Voima Ventures backs the development of an alternative to conventional quantum computer chips, making future computers more affordable, scalable, and sustainable. With this milestone, SemiQon advances towards making quantum computers more capable of solving some of the world’s greatest challenges.

Meet the newest addition to the Voima Ventures portfolio: Quantum computing startup SemiQon. The VTT spinout builds a new type of quantum processor chip made from silicon semiconductors, as opposed to current approaches that are based on non-standard materials.

The new semiconductor quantum processor chips are scalable and easier to manufacture. They can also function at warmer temperatures, making them more operable and sustainable. This could ultimately enable the building of quantum processors that will require millions of qubits for fault-tolerant operation.

Due to scalability issues, there are currently less than 100 quantum computers in the world, and they can cost EUR 10,000,000 or more to build. Quantum physicists and engineers are now trying to discover how to scale up quantum computers.
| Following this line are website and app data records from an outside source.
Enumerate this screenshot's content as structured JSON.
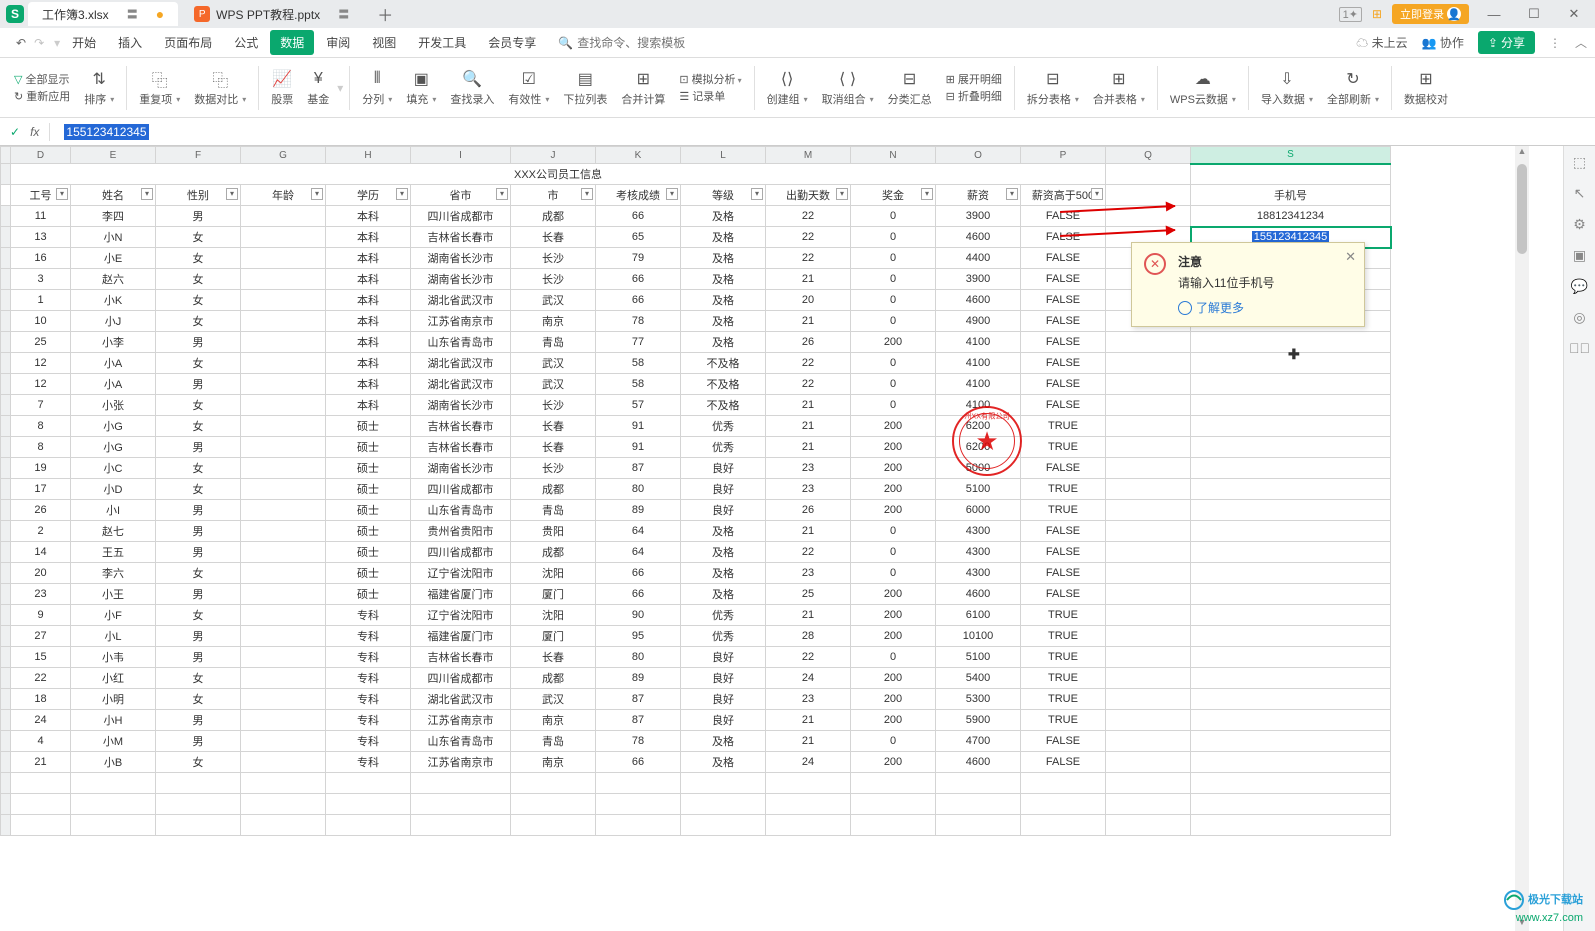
{
  "titlebar": {
    "tab1": "工作簿3.xlsx",
    "tab2": "WPS PPT教程.pptx",
    "login": "立即登录"
  },
  "menubar": {
    "items": [
      "开始",
      "插入",
      "页面布局",
      "公式",
      "数据",
      "审阅",
      "视图",
      "开发工具",
      "会员专享"
    ],
    "search_placeholder": "查找命令、搜索模板",
    "not_uploaded": "未上云",
    "coop": "协作",
    "share": "分享"
  },
  "ribbon": {
    "g0a": "全部显示",
    "g0b": "重新应用",
    "g1": "排序",
    "g2": "重复项",
    "g3": "数据对比",
    "g4": "股票",
    "g5": "基金",
    "g6": "分列",
    "g7": "填充",
    "g8": "查找录入",
    "g9": "有效性",
    "g10": "下拉列表",
    "g11": "合并计算",
    "g11a": "模拟分析",
    "g11b": "记录单",
    "g12": "创建组",
    "g13": "取消组合",
    "g14": "分类汇总",
    "g14a": "展开明细",
    "g14b": "折叠明细",
    "g15": "拆分表格",
    "g16": "合并表格",
    "g17": "WPS云数据",
    "g18": "导入数据",
    "g19": "全部刷新",
    "g20": "数据校对"
  },
  "formula_value": "155123412345",
  "sheet": {
    "title": "XXX公司员工信息",
    "col_letters": [
      "",
      "D",
      "E",
      "F",
      "G",
      "H",
      "I",
      "J",
      "K",
      "L",
      "M",
      "N",
      "O",
      "P",
      "Q",
      "S"
    ],
    "headers": [
      "工号",
      "姓名",
      "性别",
      "年龄",
      "学历",
      "省市",
      "市",
      "考核成绩",
      "等级",
      "出勤天数",
      "奖金",
      "薪资",
      "薪资高于500",
      "",
      "手机号"
    ],
    "phone1": "18812341234",
    "phone2": "155123412345",
    "rows": [
      [
        "11",
        "李四",
        "男",
        "",
        "本科",
        "四川省成都市",
        "成都",
        "66",
        "及格",
        "22",
        "0",
        "3900",
        "FALSE"
      ],
      [
        "13",
        "小N",
        "女",
        "",
        "本科",
        "吉林省长春市",
        "长春",
        "65",
        "及格",
        "22",
        "0",
        "4600",
        "FALSE"
      ],
      [
        "16",
        "小E",
        "女",
        "",
        "本科",
        "湖南省长沙市",
        "长沙",
        "79",
        "及格",
        "22",
        "0",
        "4400",
        "FALSE"
      ],
      [
        "3",
        "赵六",
        "女",
        "",
        "本科",
        "湖南省长沙市",
        "长沙",
        "66",
        "及格",
        "21",
        "0",
        "3900",
        "FALSE"
      ],
      [
        "1",
        "小K",
        "女",
        "",
        "本科",
        "湖北省武汉市",
        "武汉",
        "66",
        "及格",
        "20",
        "0",
        "4600",
        "FALSE"
      ],
      [
        "10",
        "小J",
        "女",
        "",
        "本科",
        "江苏省南京市",
        "南京",
        "78",
        "及格",
        "21",
        "0",
        "4900",
        "FALSE"
      ],
      [
        "25",
        "小李",
        "男",
        "",
        "本科",
        "山东省青岛市",
        "青岛",
        "77",
        "及格",
        "26",
        "200",
        "4100",
        "FALSE"
      ],
      [
        "12",
        "小A",
        "女",
        "",
        "本科",
        "湖北省武汉市",
        "武汉",
        "58",
        "不及格",
        "22",
        "0",
        "4100",
        "FALSE"
      ],
      [
        "12",
        "小A",
        "男",
        "",
        "本科",
        "湖北省武汉市",
        "武汉",
        "58",
        "不及格",
        "22",
        "0",
        "4100",
        "FALSE"
      ],
      [
        "7",
        "小张",
        "女",
        "",
        "本科",
        "湖南省长沙市",
        "长沙",
        "57",
        "不及格",
        "21",
        "0",
        "4100",
        "FALSE"
      ],
      [
        "8",
        "小G",
        "女",
        "",
        "硕士",
        "吉林省长春市",
        "长春",
        "91",
        "优秀",
        "21",
        "200",
        "6200",
        "TRUE"
      ],
      [
        "8",
        "小G",
        "男",
        "",
        "硕士",
        "吉林省长春市",
        "长春",
        "91",
        "优秀",
        "21",
        "200",
        "6200",
        "TRUE"
      ],
      [
        "19",
        "小C",
        "女",
        "",
        "硕士",
        "湖南省长沙市",
        "长沙",
        "87",
        "良好",
        "23",
        "200",
        "5000",
        "FALSE"
      ],
      [
        "17",
        "小D",
        "女",
        "",
        "硕士",
        "四川省成都市",
        "成都",
        "80",
        "良好",
        "23",
        "200",
        "5100",
        "TRUE"
      ],
      [
        "26",
        "小I",
        "男",
        "",
        "硕士",
        "山东省青岛市",
        "青岛",
        "89",
        "良好",
        "26",
        "200",
        "6000",
        "TRUE"
      ],
      [
        "2",
        "赵七",
        "男",
        "",
        "硕士",
        "贵州省贵阳市",
        "贵阳",
        "64",
        "及格",
        "21",
        "0",
        "4300",
        "FALSE"
      ],
      [
        "14",
        "王五",
        "男",
        "",
        "硕士",
        "四川省成都市",
        "成都",
        "64",
        "及格",
        "22",
        "0",
        "4300",
        "FALSE"
      ],
      [
        "20",
        "李六",
        "女",
        "",
        "硕士",
        "辽宁省沈阳市",
        "沈阳",
        "66",
        "及格",
        "23",
        "0",
        "4300",
        "FALSE"
      ],
      [
        "23",
        "小王",
        "男",
        "",
        "硕士",
        "福建省厦门市",
        "厦门",
        "66",
        "及格",
        "25",
        "200",
        "4600",
        "FALSE"
      ],
      [
        "9",
        "小F",
        "女",
        "",
        "专科",
        "辽宁省沈阳市",
        "沈阳",
        "90",
        "优秀",
        "21",
        "200",
        "6100",
        "TRUE"
      ],
      [
        "27",
        "小L",
        "男",
        "",
        "专科",
        "福建省厦门市",
        "厦门",
        "95",
        "优秀",
        "28",
        "200",
        "10100",
        "TRUE"
      ],
      [
        "15",
        "小韦",
        "男",
        "",
        "专科",
        "吉林省长春市",
        "长春",
        "80",
        "良好",
        "22",
        "0",
        "5100",
        "TRUE"
      ],
      [
        "22",
        "小红",
        "女",
        "",
        "专科",
        "四川省成都市",
        "成都",
        "89",
        "良好",
        "24",
        "200",
        "5400",
        "TRUE"
      ],
      [
        "18",
        "小明",
        "女",
        "",
        "专科",
        "湖北省武汉市",
        "武汉",
        "87",
        "良好",
        "23",
        "200",
        "5300",
        "TRUE"
      ],
      [
        "24",
        "小H",
        "男",
        "",
        "专科",
        "江苏省南京市",
        "南京",
        "87",
        "良好",
        "21",
        "200",
        "5900",
        "TRUE"
      ],
      [
        "4",
        "小M",
        "男",
        "",
        "专科",
        "山东省青岛市",
        "青岛",
        "78",
        "及格",
        "21",
        "0",
        "4700",
        "FALSE"
      ],
      [
        "21",
        "小B",
        "女",
        "",
        "专科",
        "江苏省南京市",
        "南京",
        "66",
        "及格",
        "24",
        "200",
        "4600",
        "FALSE"
      ]
    ]
  },
  "tooltip": {
    "title": "注意",
    "msg": "请输入11位手机号",
    "link": "了解更多"
  },
  "watermark": {
    "line1": "极光下载站",
    "line2": "www.xz7.com"
  }
}
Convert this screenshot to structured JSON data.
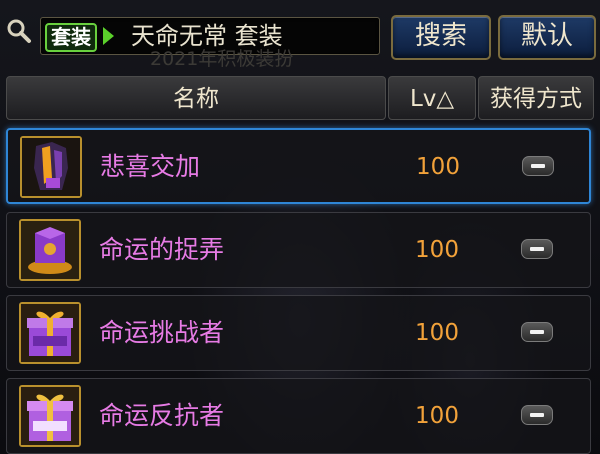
{
  "search": {
    "tag_label": "套装",
    "query": "天命无常  套装"
  },
  "buttons": {
    "search_label": "搜索",
    "default_label": "默认"
  },
  "background_text": "2021年积极装扮",
  "table": {
    "columns": [
      "名称",
      "Lv△",
      "获得方式"
    ],
    "rows": [
      {
        "name": "悲喜交加",
        "level": "100",
        "icon": "armor-icon",
        "selected": true
      },
      {
        "name": "命运的捉弄",
        "level": "100",
        "icon": "purple-box-icon",
        "selected": false
      },
      {
        "name": "命运挑战者",
        "level": "100",
        "icon": "gift-box-icon",
        "selected": false
      },
      {
        "name": "命运反抗者",
        "level": "100",
        "icon": "gift-box-icon",
        "selected": false
      }
    ]
  },
  "colors": {
    "item_name": "#e77be5",
    "level": "#f2a23a",
    "selection_border": "#2f86d6",
    "tag_border": "#69d13e"
  }
}
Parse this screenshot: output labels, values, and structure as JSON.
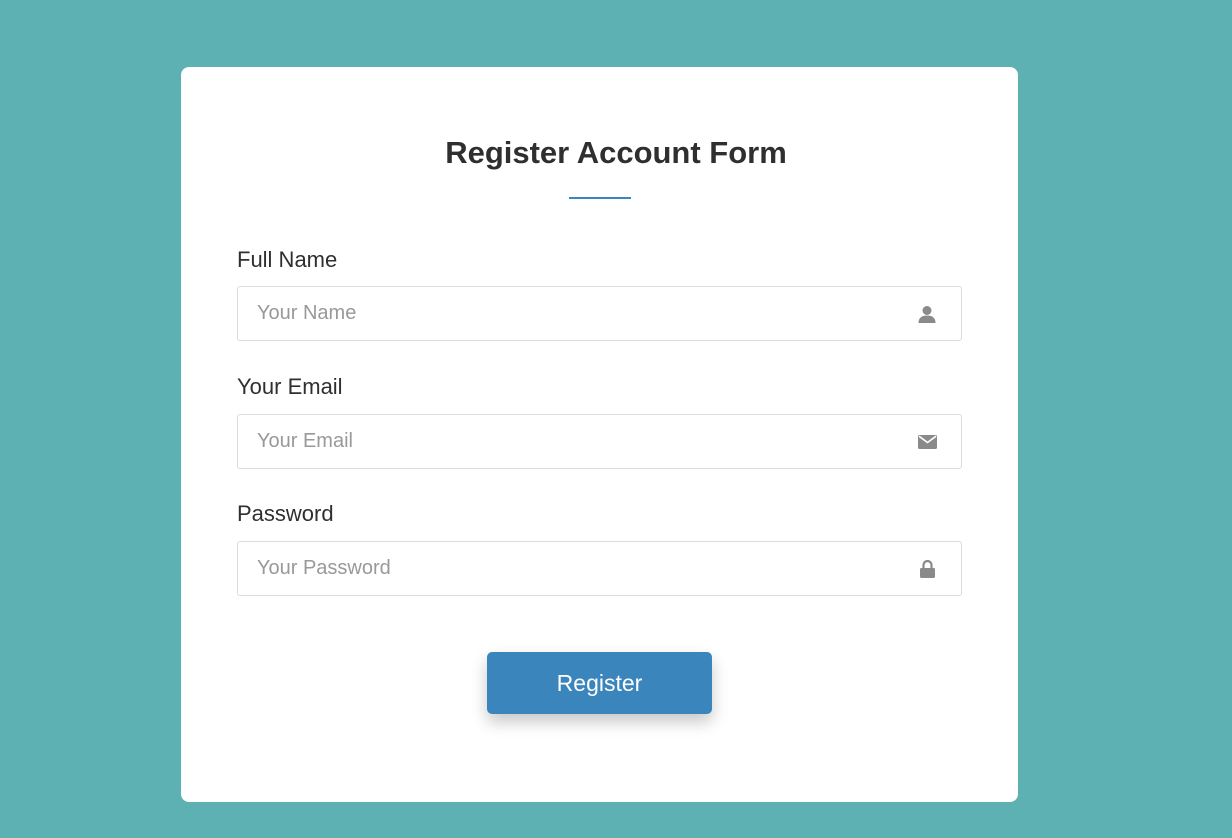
{
  "form": {
    "title": "Register Account Form",
    "fields": [
      {
        "label": "Full Name",
        "placeholder": "Your Name",
        "value": "",
        "icon": "user-icon"
      },
      {
        "label": "Your Email",
        "placeholder": "Your Email",
        "value": "",
        "icon": "envelope-icon"
      },
      {
        "label": "Password",
        "placeholder": "Your Password",
        "value": "",
        "icon": "lock-icon"
      }
    ],
    "submit_label": "Register"
  },
  "colors": {
    "page_background": "#5eb1b3",
    "card_background": "#ffffff",
    "accent": "#3a86bc",
    "text": "#2f2f2f",
    "placeholder": "#999999",
    "icon": "#8a8a8a"
  }
}
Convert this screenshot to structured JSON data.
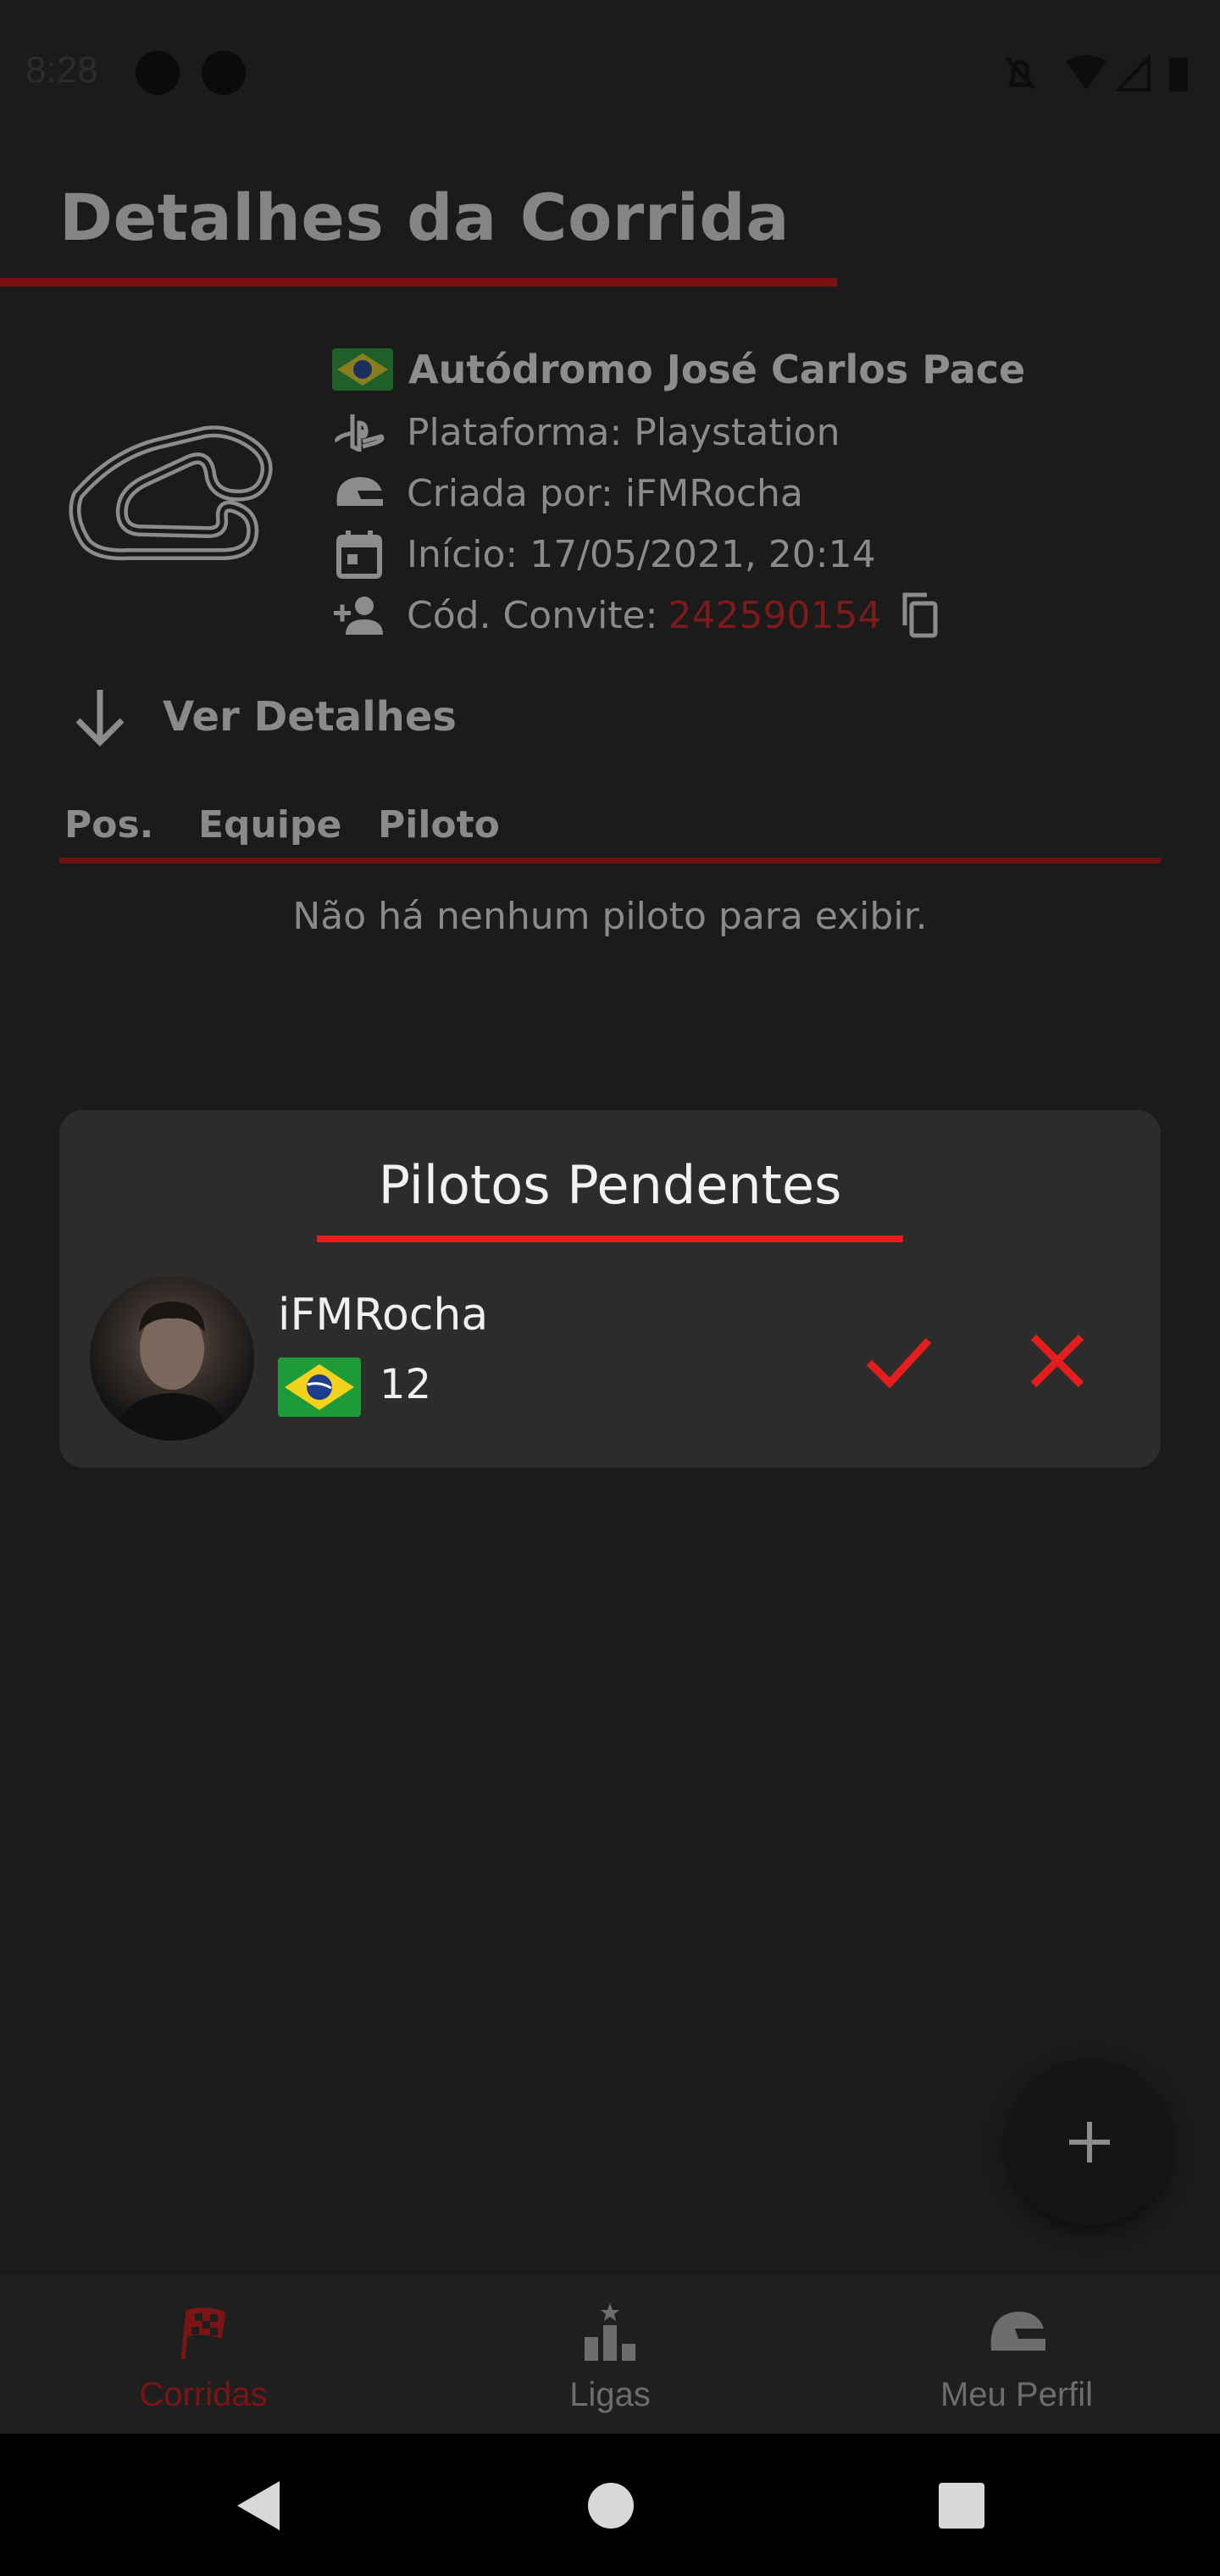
{
  "status_bar": {
    "time": "8:28"
  },
  "page": {
    "title": "Detalhes da Corrida"
  },
  "race": {
    "track_name": "Autódromo José Carlos Pace",
    "platform": "Plataforma: Playstation",
    "created_by": "Criada por: iFMRocha",
    "start": "Início: 17/05/2021, 20:14",
    "invite_label": "Cód. Convite:",
    "invite_code": "242590154"
  },
  "details_toggle": {
    "label": "Ver Detalhes"
  },
  "table": {
    "columns": [
      "Pos.",
      "Equipe",
      "Piloto"
    ],
    "empty_message": "Não há nenhum piloto para exibir."
  },
  "pending": {
    "title": "Pilotos Pendentes",
    "drivers": [
      {
        "name": "iFMRocha",
        "number": "12",
        "country_flag": "brazil-flag-icon"
      }
    ]
  },
  "bottom_nav": {
    "items": [
      {
        "label": "Corridas",
        "icon": "checkered-flag-icon",
        "active": true
      },
      {
        "label": "Ligas",
        "icon": "podium-icon",
        "active": false
      },
      {
        "label": "Meu Perfil",
        "icon": "helmet-icon",
        "active": false
      }
    ]
  },
  "colors": {
    "background": "#1b1b1b",
    "accent_red": "#e41d1d",
    "dim_red": "#7a1212",
    "card": "#2c2c2c"
  }
}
SemiQon’s approach of using relatively inexpensive and easy-to-replicate silicon quantum dot-based technology answers that challenge.

“Our solution responds to three major challenges currently slowing down the development of quantum computers globally – their scalability, price, and sustainability. Our technology allows us to fabricate quantum processors in a way that supports scaling up manufacturing efficiently while also lowering costs. The chips we manufacture also enable the quantum computer to operate at warmer temperatures – thus requiring only a fraction of the energy needed for alternative solutions,” says Himadri Majumdar, CEO of SemiQon.

Current quantum computers excel at optimization tasks, like solving complex logistical issues. For example, quantum computers could one day accurately model viruses and drugs, or come up with climate solutions. However, due to the hardware and scalability limitations of currently available solutions, tackling such complex problems is not yet possible.

For quantum computers to become truly useful in this sense, they would need to operate with millions of qubits instead of hundreds – which is what exists today. The amount of qubits is currently limited due to a number of factors, and that is why a more scalable option like SemiQon’s semiconductor-based processors are necessary for bringing the field to its future potential.

“We need to solve the scaling problem to bring exponentially more processing power to quantum computers before we can start tackling some of the world’s great challenges. SemiQon’s silicon semiconductor qubit technology is an elegant solution for this,” says Tauno Vähä-Heikkilä, Vice President, Microelectronics and Quantum Technology at VTT.

Large-scale manufacturing processes and facilities already exist for silicon because it is used to manufacture microchips that are used in regular computers and other electronics. This manufacturing capability has been crucial for the increase of computing power in classical computers, as demonstrated by Moore’s law over many decades. SemiQon currently operates in such a pilot manufacturing facility in Finland.

“Globally, the vast majority of quantum investments have addressed superconducting and other qubit technologies. However, silicon semiconductor qubit technology is still underfunded – despite not being burdened with the scalability challenges that many other technologies face. SemiQon has the perfect team to harness the opportunities in the field of quantum computing,” says Jussi Sainiemi, Partner at Voima Ventures.

“The SemiQon team consists of leading experts within the field of silicon semiconductors. As a VTT spinout, the team has worked closely with one of the globally leading research organisations in the field of silicon semiconductor qubit technology, and has the experience and expertise necessary to bring their innovation to market. Their technology has the potential to impact the quantum computing field drastically, paving the way to a truly scalable and sustainable quantum chip,” he continues.